The university operates a central steam heating plant with mostly localized cooling systems. Campus utilities form an underground matrix that, in some instances, dictate where buildings can be developed and where surface access to existing utilities must be maintained. Access to campus infrastructure and the cost of relocating significant utilities or extending utilities to the outer limits of campus are essential factors to consider when evaluating building sites.
The campus contains a diverse mix of architectural styles, reflective of their individual eras of design and construction. The thoughtful integration of new buildings within the existing campus fabric will require careful consideration for the scale, proportion, form, material and proximity of existing buildings.
Architectural guidelines are contained in Appendix B of the plan. Following the guidelines, new construction will be designed to fit cohesively within existing neighborhoods, reflecting the current state-of-the-art technology in building construction. Thus new buildings become an evolving record of architectural trends and campus life; and add diversity and variety to an integrated campus environment.

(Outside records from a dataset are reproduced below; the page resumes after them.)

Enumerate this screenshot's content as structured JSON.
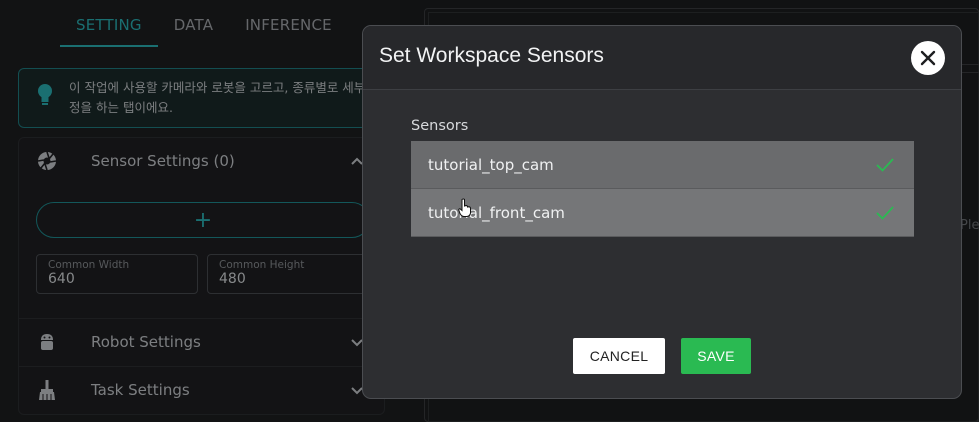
{
  "tabs": [
    {
      "label": "SETTING",
      "active": true
    },
    {
      "label": "DATA",
      "active": false
    },
    {
      "label": "INFERENCE",
      "active": false
    }
  ],
  "info": {
    "line1": "이 작업에 사용할 카메라와 로봇을 고르고, 종류별로 세부 설",
    "line2": "정을 하는 탭이에요."
  },
  "sections": {
    "sensor": {
      "label": "Sensor Settings (0)",
      "icon": "aperture-icon"
    },
    "robot": {
      "label": "Robot Settings",
      "icon": "android-icon"
    },
    "task": {
      "label": "Task Settings",
      "icon": "broom-icon"
    }
  },
  "add_button": {
    "label": "+"
  },
  "common_width": {
    "label": "Common Width",
    "value": "640"
  },
  "common_height": {
    "label": "Common Height",
    "value": "480"
  },
  "right_panel": {
    "side_text": "Plea"
  },
  "modal": {
    "title": "Set Workspace Sensors",
    "sensors_label": "Sensors",
    "sensors": [
      {
        "name": "tutorial_top_cam",
        "selected": true
      },
      {
        "name": "tutorial_front_cam",
        "selected": true
      }
    ],
    "cancel_label": "CANCEL",
    "save_label": "SAVE"
  },
  "colors": {
    "accent": "#2bb3b7",
    "save": "#2aba52",
    "check": "#2aba52"
  }
}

Millennium Master Plan Technical Report
Continuing to expand the quality and diversity of facilities and services available to students and to the community, as well as enhancing the functional and aesthetic qualities of the campus environment will have a significant impact on SDSU’s ability to attract students and meet challenges into the 21st century. This Plan will provide a flexible philosophical and physical framework focused on defining opportunities for accommodating growth in an orderly and efficient manner. Its purpose will be to provide a guide for how future growth will be visualized and tested, and, if appropriate, eventually implemented. The underpinnings of this Plan’s vision include:
- Celebrate the SDSU commitment to its Land Grant mission and heritage.
- Promote the SDSU commitment to the city of Brookings by continuing to work to preserve critical natural and manmade resources, and establish welcoming and mutually beneficial physical relationships.
- Set a standard for the quality of spaces within the campus to enrich the student’s academic and campus-life experience and engender respect for the physical environment.
- Embrace the unique identity of SDSU by preserving and/or restoring the best architectural, landscape, and planning elements of the historic campus and translating these qualities to new areas of campus development.
- Create a user-friendly campus that is welcoming, easily navigable, and safe for visitors, students, faculty, and staff.
- Establish an environment that nurtures interaction and communication by providing spaces and amenities such as benches, walkways, and common areas that invite the exchange of ideas.